* What is needed: Below are some records. Pull every line that contains the word "račun".

[Dataset rows describing interfaces]

§

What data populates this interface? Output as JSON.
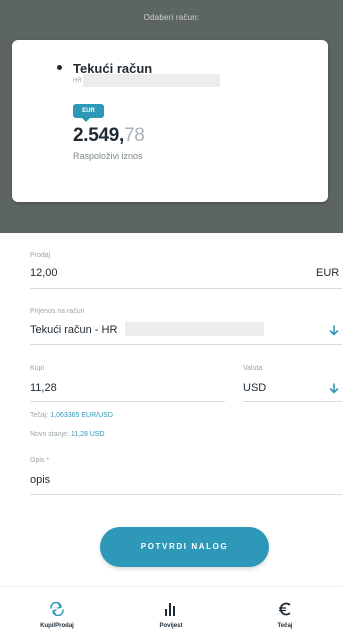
{
  "header": {
    "title": "Odaberi račun:"
  },
  "account_card": {
    "name": "Tekući račun",
    "iban_prefix": "HR",
    "currency": "EUR",
    "amount_int": "2.549,",
    "amount_dec": "78",
    "amount_label": "Raspoloživi iznos"
  },
  "form": {
    "sell": {
      "label": "Prodaj",
      "value": "12,00",
      "currency": "EUR"
    },
    "transfer": {
      "label": "Prijenos na račun",
      "value": "Tekući račun - HR"
    },
    "buy": {
      "label": "Kupi",
      "value": "11,28"
    },
    "currency": {
      "label": "Valuta",
      "value": "USD"
    },
    "rate": {
      "label": "Tečaj:",
      "value": "1,063365 EUR/USD"
    },
    "new_balance": {
      "label": "Novo stanje:",
      "value": "11,28 USD"
    },
    "description": {
      "label": "Opis *",
      "value": "opis"
    }
  },
  "confirm_button": {
    "label": "POTVRDI NALOG"
  },
  "bottom_nav": {
    "items": [
      {
        "label": "Kupi/Prodaj",
        "icon": "exchange-icon"
      },
      {
        "label": "Povijest",
        "icon": "bar-chart-icon"
      },
      {
        "label": "Tečaj",
        "icon": "euro-icon"
      }
    ]
  },
  "colors": {
    "accent": "#2e98b8",
    "header_bg": "#5d6563",
    "text": "#1f2a33"
  }
}
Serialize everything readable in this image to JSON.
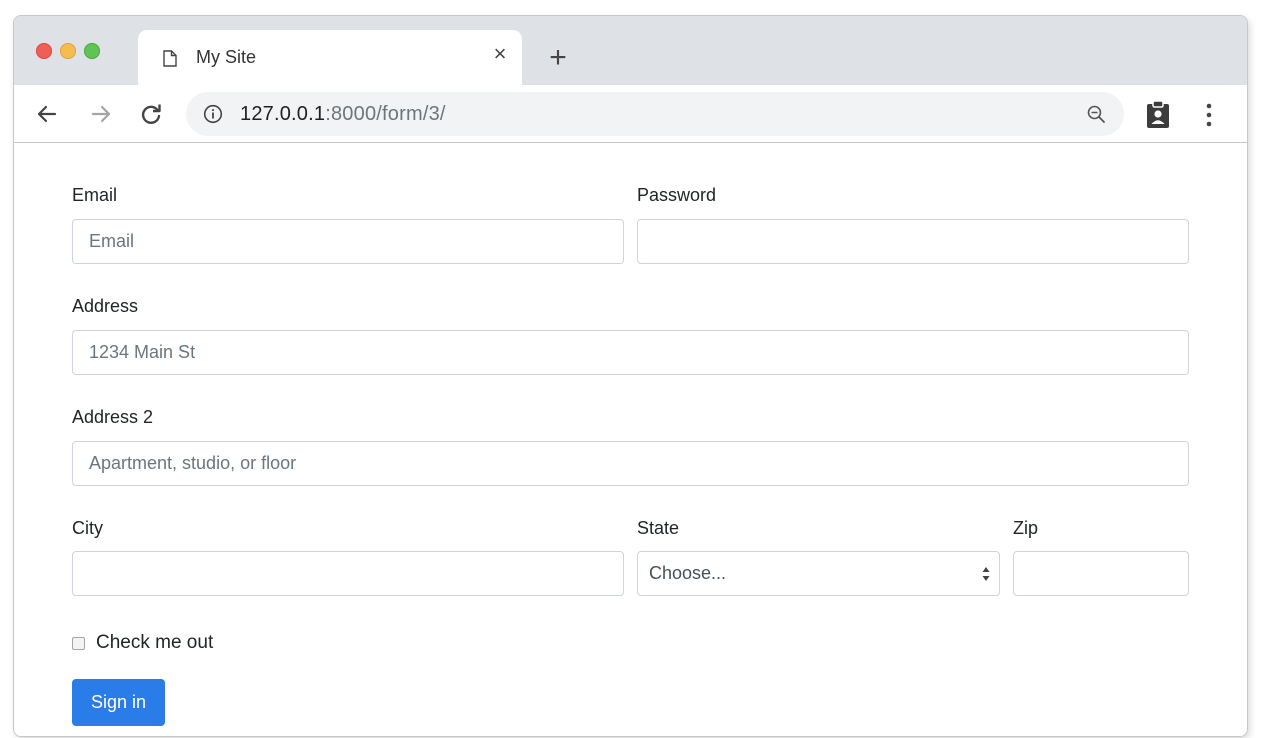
{
  "browser": {
    "tab_title": "My Site",
    "tab_close": "×",
    "new_tab": "+",
    "url_host": "127.0.0.1",
    "url_rest": ":8000/form/3/"
  },
  "form": {
    "email": {
      "label": "Email",
      "placeholder": "Email",
      "value": ""
    },
    "password": {
      "label": "Password",
      "placeholder": "",
      "value": ""
    },
    "address": {
      "label": "Address",
      "placeholder": "1234 Main St",
      "value": ""
    },
    "address2": {
      "label": "Address 2",
      "placeholder": "Apartment, studio, or floor",
      "value": ""
    },
    "city": {
      "label": "City",
      "placeholder": "",
      "value": ""
    },
    "state": {
      "label": "State",
      "selected": "Choose..."
    },
    "zip": {
      "label": "Zip",
      "placeholder": "",
      "value": ""
    },
    "check": {
      "label": "Check me out",
      "checked": false
    },
    "submit_label": "Sign in"
  },
  "colors": {
    "primary": "#2a7ce8",
    "titlebar": "#dee1e6",
    "omnibox": "#f1f3f4",
    "field_border": "#ced4da"
  },
  "icons": [
    "document-icon",
    "close-icon",
    "plus-icon",
    "back-arrow-icon",
    "forward-arrow-icon",
    "reload-icon",
    "info-icon",
    "zoom-out-icon",
    "clipboard-person-icon",
    "kebab-menu-icon",
    "select-arrows-icon"
  ]
}
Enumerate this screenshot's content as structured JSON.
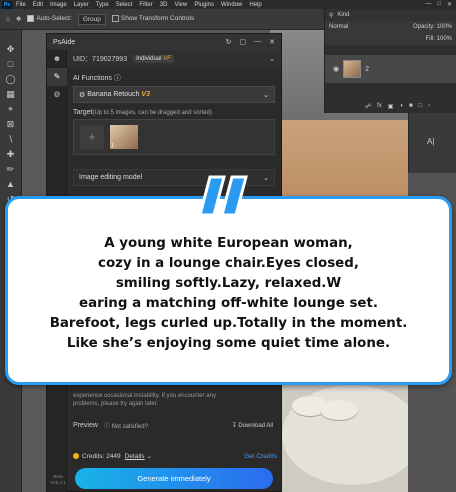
{
  "menubar": {
    "items": [
      "File",
      "Edit",
      "Image",
      "Layer",
      "Type",
      "Select",
      "Filter",
      "3D",
      "View",
      "Plugins",
      "Window",
      "Help"
    ],
    "logo": "Ps"
  },
  "options_bar": {
    "auto_select_label": "Auto-Select:",
    "group_value": "Group",
    "transform_label": "Show Transform Controls"
  },
  "layers_panel": {
    "search_label": "Kind",
    "blend_mode": "Normal",
    "opacity_label": "Opacity:",
    "opacity_value": "100%",
    "fill_label": "Fill:",
    "fill_value": "100%",
    "layer_name": "2"
  },
  "plugin": {
    "title": "PsAide",
    "uid_label": "UID：719027993",
    "account_type": "Individual",
    "account_tag": "VF",
    "ai_functions_label": "AI Functions",
    "function_value": "Banana Retouch",
    "function_version": "V3",
    "target_label": "Target",
    "target_hint": "(Up to 5 images, can be dragged and sorted)",
    "target_index": "1",
    "model_label": "Image editing model",
    "info_text_1": "experience occasional instability. If you encounter any",
    "info_text_2": "problems, please try again later.",
    "preview_label": "Preview",
    "not_satisfied": "Not satisfied?",
    "download_all": "Download All",
    "credits_label": "Credits: 2449",
    "details_label": "Details",
    "get_credits": "Get Credits",
    "generate_button": "Generate immediately",
    "beta_label": "Beta V25.4.1"
  },
  "overlay": {
    "line1": "A young white European woman,",
    "line2": "cozy in a lounge chair.Eyes closed,",
    "line3": "smiling softly.Lazy, relaxed.W",
    "line4": "earing a matching off-white lounge set.",
    "line5": "Barefoot, legs curled up.Totally in the moment.",
    "line6": "Like she’s enjoying some quiet time alone."
  },
  "colors": {
    "accent_blue": "#2a9bf2",
    "quote_mark": "#2a9bf2",
    "button_gradient_start": "#18b4e8",
    "button_gradient_end": "#2b6cf0",
    "version_orange": "#f0a640"
  }
}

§

* Task response:
    "title": "Odaberi račun:"
    "name": "Tekući račun",
      "label": "Prijenos na račun",
      "value": "Tekući račun - HR"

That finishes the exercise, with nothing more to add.